__BRIEF__:
The lines below that include the word "true" are to be reported.

##### PROVIDED MATERIAL

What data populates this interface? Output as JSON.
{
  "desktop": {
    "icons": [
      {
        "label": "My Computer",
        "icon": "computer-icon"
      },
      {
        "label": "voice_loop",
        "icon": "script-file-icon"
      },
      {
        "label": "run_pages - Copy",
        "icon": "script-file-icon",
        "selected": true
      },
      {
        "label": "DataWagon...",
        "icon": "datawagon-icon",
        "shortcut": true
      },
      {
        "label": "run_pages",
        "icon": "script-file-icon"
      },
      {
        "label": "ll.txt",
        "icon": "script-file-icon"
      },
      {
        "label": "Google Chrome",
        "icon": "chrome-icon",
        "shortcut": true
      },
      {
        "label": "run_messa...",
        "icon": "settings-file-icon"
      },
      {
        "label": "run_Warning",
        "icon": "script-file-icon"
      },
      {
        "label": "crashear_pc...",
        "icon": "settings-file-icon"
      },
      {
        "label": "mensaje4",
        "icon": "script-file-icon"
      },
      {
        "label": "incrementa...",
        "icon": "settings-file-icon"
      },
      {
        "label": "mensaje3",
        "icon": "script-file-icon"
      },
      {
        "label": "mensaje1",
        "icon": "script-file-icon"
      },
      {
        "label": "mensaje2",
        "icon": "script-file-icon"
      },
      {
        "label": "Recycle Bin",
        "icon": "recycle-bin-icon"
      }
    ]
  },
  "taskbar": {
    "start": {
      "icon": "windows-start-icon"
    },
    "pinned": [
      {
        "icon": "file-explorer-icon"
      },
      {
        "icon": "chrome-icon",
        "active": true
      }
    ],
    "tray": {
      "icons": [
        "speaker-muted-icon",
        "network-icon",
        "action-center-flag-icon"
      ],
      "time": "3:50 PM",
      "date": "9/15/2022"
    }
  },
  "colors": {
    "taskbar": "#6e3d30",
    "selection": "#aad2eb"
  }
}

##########

__REPLY TO THE EXERCISE__:
        "selected": true
        "shortcut": true
        "shortcut": true
        "active": true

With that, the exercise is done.